Ty Montgomery is the best receiver of the trio and is averaging 4.1 yards per carry. He leads all running backs with 14 receptions. The Packers need to find a way to get Montgomery more involved in the passing game as he can be a dangerous weapon out of the backfield and a good safety valve when the rush pressures Rodgers.
Davante Adams has clearly established himself as the Packers top receiver and he leads the team in all categories. He is on pace for a 125-catch season. Adams has size and uses his body well to get position on defenders and stay in bounds. Rodgers trusts him more than any other receiver. Adams is the player Rodgers turns to when he needs a big play and the Fresno State alum usually comes through. He is on his way to becoming one of the game’s best receivers.

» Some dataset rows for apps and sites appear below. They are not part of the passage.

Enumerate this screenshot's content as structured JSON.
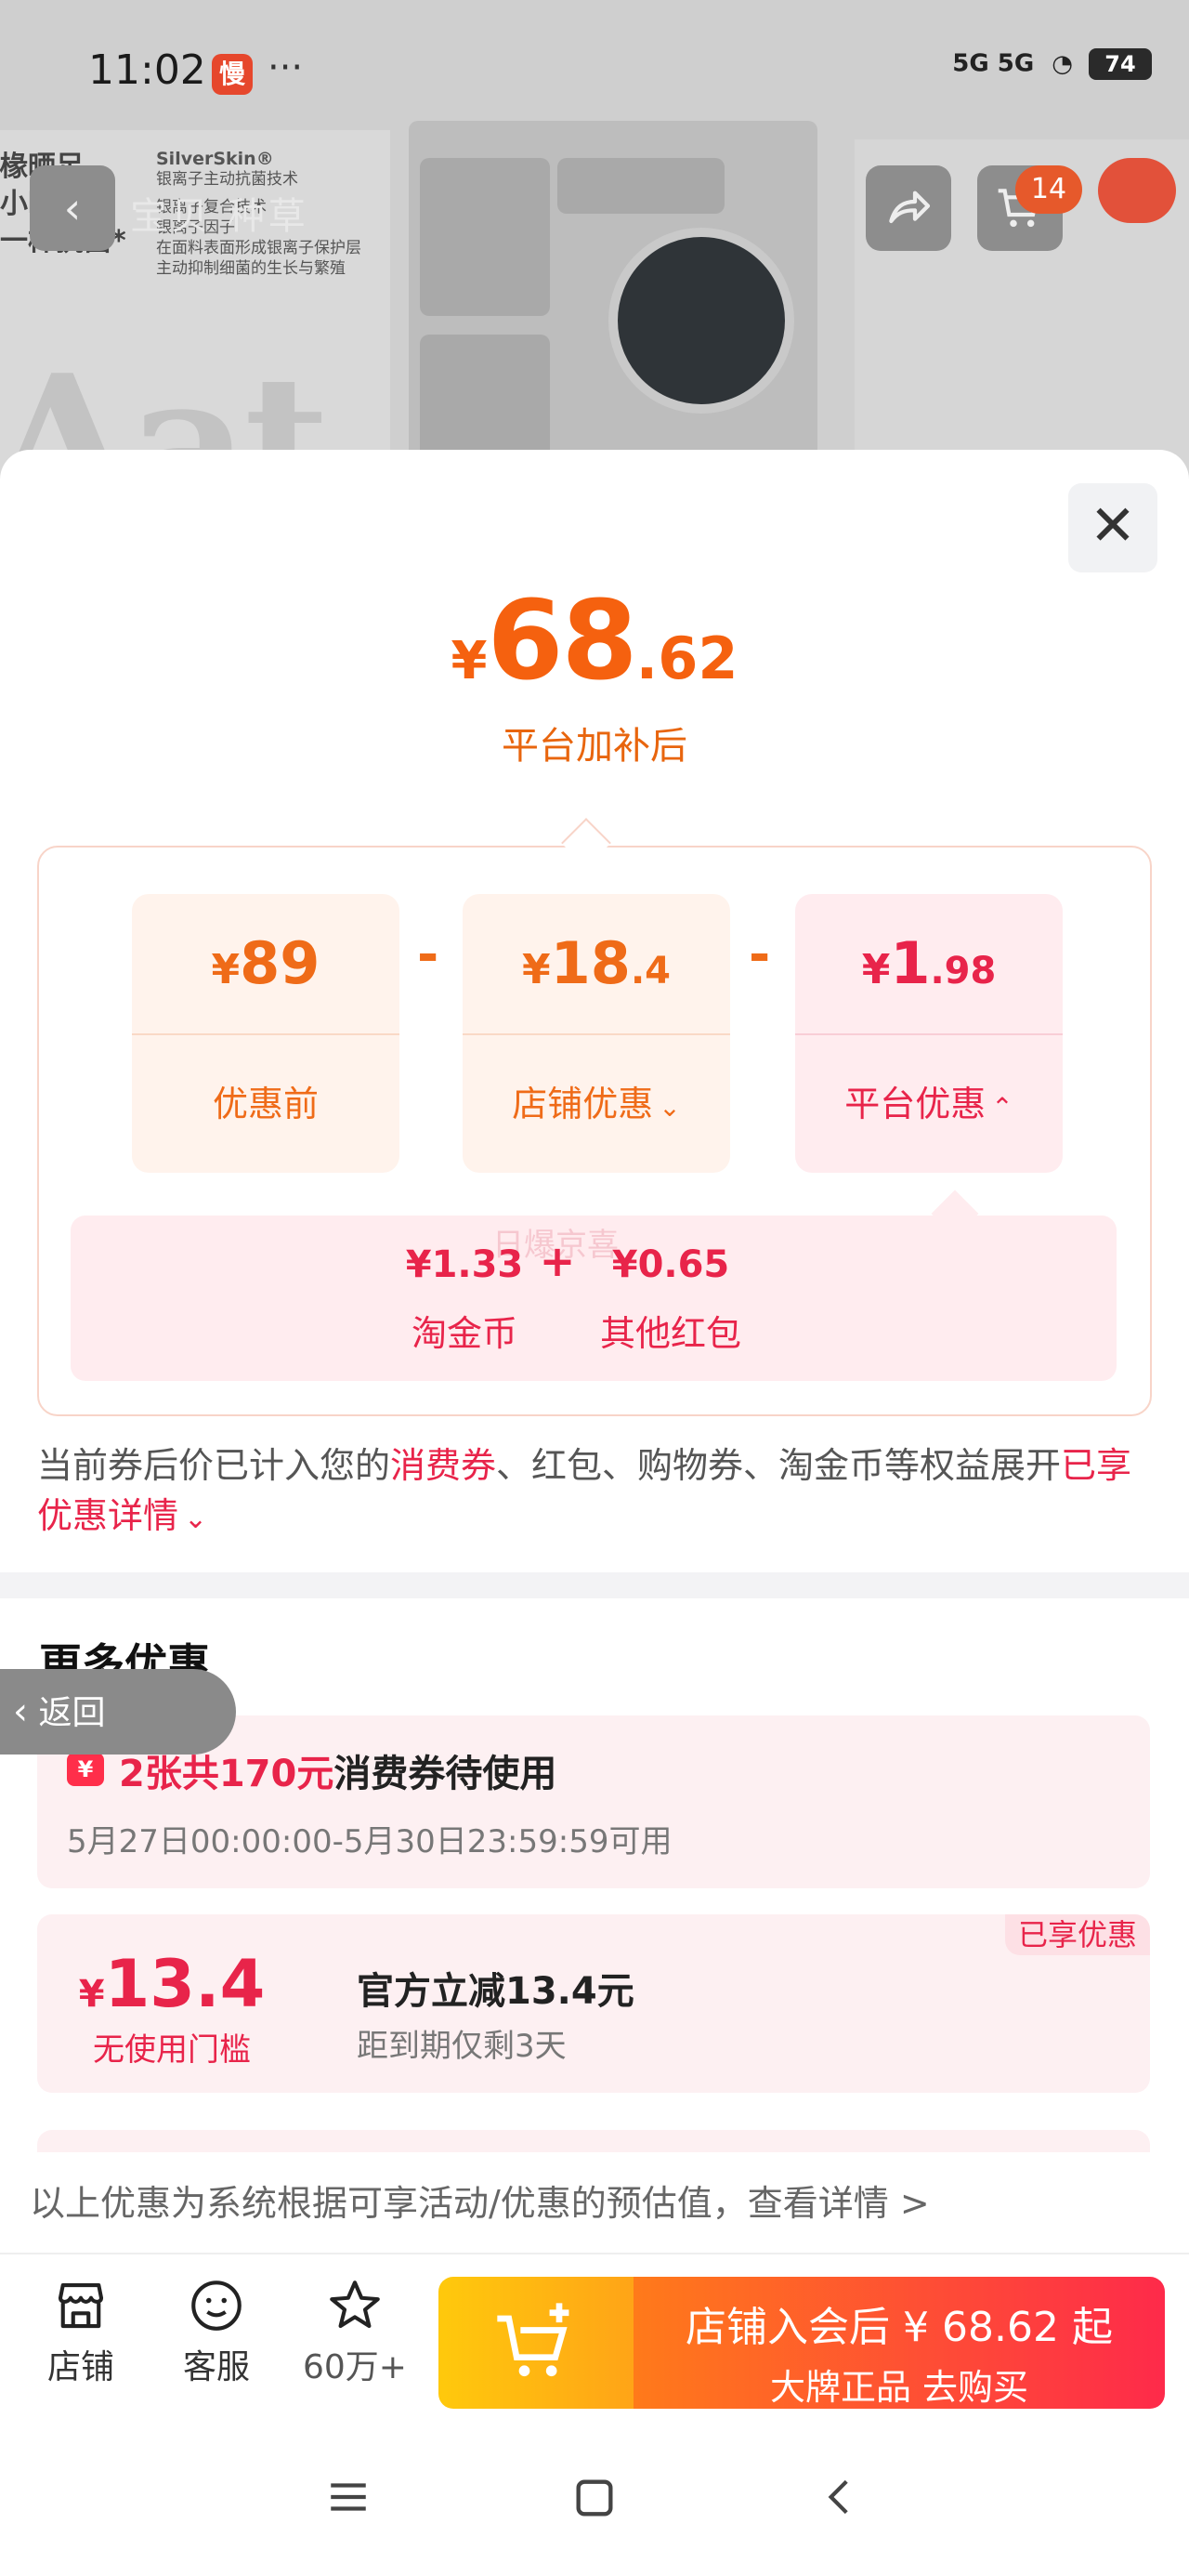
{
  "status_bar": {
    "time": "11:02",
    "app_badge": "慢",
    "more": "···",
    "network": "5G 5G",
    "battery": "74"
  },
  "background": {
    "copy_lines": [
      "椽晒足",
      "小时阳光",
      "一样抗菌*"
    ],
    "brand": "SilverSkin®",
    "brand_sub": "银离子主动抗菌技术",
    "brand_lines": [
      "银离子复合技术",
      "银离子因子",
      "在面料表面形成银离子保护层",
      "主动抑制细菌的生长与繁殖"
    ],
    "ghost_tabs": "宝贝  种草",
    "big_text": "Aat",
    "cart_count": "14"
  },
  "price": {
    "currency": "¥",
    "int": "68",
    "dec": ".62",
    "subtitle": "平台加补后"
  },
  "breakdown": {
    "cards": [
      {
        "cur": "¥",
        "int": "89",
        "dec": "",
        "label": "优惠前"
      },
      {
        "cur": "¥",
        "int": "18",
        "dec": ".4",
        "label": "店铺优惠"
      },
      {
        "cur": "¥",
        "int": "1",
        "dec": ".98",
        "label": "平台优惠"
      }
    ],
    "op1": "-",
    "op2": "-",
    "platform": {
      "a_amount": "¥1.33",
      "a_label": "淘金币",
      "plus": "+",
      "b_amount": "¥0.65",
      "b_label": "其他红包",
      "watermark": "日爆京喜"
    }
  },
  "notice": {
    "p1": "当前券后价已计入您的",
    "hl1": "消费券",
    "p2": "、红包、购物券、淘金币等权益展开",
    "link": "已享优惠详情"
  },
  "more": {
    "title": "更多优惠",
    "back": "返回",
    "coupon1": {
      "icon": "¥",
      "title_hl": "2张共170元",
      "title": "消费券待使用",
      "time": "5月27日00:00:00-5月30日23:59:59可用"
    },
    "coupon2": {
      "cur": "¥",
      "amount": "13.4",
      "threshold": "无使用门槛",
      "title": "官方立减13.4元",
      "expire": "距到期仅剩3天",
      "tag": "已享优惠"
    }
  },
  "estimate": "以上优惠为系统根据可享活动/优惠的预估值，查看详情 >",
  "bottom_nav": {
    "store": "店铺",
    "service": "客服",
    "favorites": "60万+",
    "buy_line1": "店铺入会后 ¥ 68.62 起",
    "buy_line2": "大牌正品  去购买"
  },
  "colors": {
    "orange": "#f5610f",
    "red": "#e8244a"
  }
}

Randall Cobb played only three games due to injury. He was outstanding against the Bears and had a terrible game in Washington. Cobb is versatile and reliable and dangerous after the catch. The Packers will benefit from his return which should take place after the bye.

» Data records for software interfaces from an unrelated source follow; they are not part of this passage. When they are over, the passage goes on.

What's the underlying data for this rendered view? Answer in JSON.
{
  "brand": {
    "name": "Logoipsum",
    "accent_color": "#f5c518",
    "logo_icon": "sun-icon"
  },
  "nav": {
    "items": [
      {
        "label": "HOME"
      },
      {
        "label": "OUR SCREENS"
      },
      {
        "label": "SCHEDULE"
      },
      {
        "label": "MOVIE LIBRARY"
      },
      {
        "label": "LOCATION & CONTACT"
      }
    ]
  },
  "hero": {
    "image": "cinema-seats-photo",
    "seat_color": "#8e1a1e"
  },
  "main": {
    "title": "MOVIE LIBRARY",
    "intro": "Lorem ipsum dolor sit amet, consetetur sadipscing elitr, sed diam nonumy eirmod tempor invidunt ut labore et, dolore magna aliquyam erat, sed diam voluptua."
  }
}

Geronimo Allison was a question mark entering the season but proved himself to be a good third receiver. He stepped up when Cobb was out of the lineup and has a knack for making big plays. Allison has a healthy 15.2-yard average and has been a valuable contributor when in the lineup.
The three rookies have struggled at times as expected but have shown their ability and talent when given the chance. Marquez Valdes-Scantling has earned Rodgers’ trust more than the other two. He had his first 100-yard game against San Francisco. He has 12 catches for 212 yards and has learned the offense quicker than his fellow first year players. Equanimeous St. Brown has excellent raw ability and made a clutch catch late against San Francisco that kept the drive going and stopped the clock. St. Brown has made only four catches but will be able to do more as he becomes more comfortable in the offense. J’Mon Moore is taking the longest of the three rookies to adjust to the NFL. The Packers expect to see more from him after the bye week.
Jimmy Graham had his best game of the season against San Francisco. He appears to finally be more familiar with what’s expected of him in this offense. Graham has clearly lost a step since his prime and is no longer a game breaker, but his big frame and reliable hands still make him a good tight end at this stage in his career.
Lance Kendricks has been inconsistent. He has dropped too many passes, including a few in key situations, but five of his seven receptions have resulted in first downs. Neither Marcedes Lewis nor Robert Tonyan has seen the field much on offense. Lewis was expected to add help blocking but his role has been very limited.
The offensive line has struggled at times, especially blocking for the run. Rodgers has also faced more pressure than he is accustomed to, in part because he hasn’t had his full mobility since being injured in Week 1.
The starting tackles are the strength of the line. David Bakhtiari is one of the league’s best pass protectors. Bryan Bulaga has struggled with injuries throughout the season and may be starting to wear down a bit after nine years in the league. He is still a good pass blocker and is very gutsy playing through a litany of injuries to stay in the lineup. Bakhtiari and Bulaga rarely need help and that gives the offense more flexibility to send players out in pass patterns or to pick up inside blitzers.
Corey Linsley is a reliable center who is good in space and blocking at the second level. Lane Taylor is steady and smart but is not a standout in any area. Justin McCray got injured and lost his starting job to veteran Byron Bell. Bell has looked much better than he did during the preseason and is now comfortable and familiar with the offense. He is more reliable than McCray, but right guard is the biggest weakness on the line.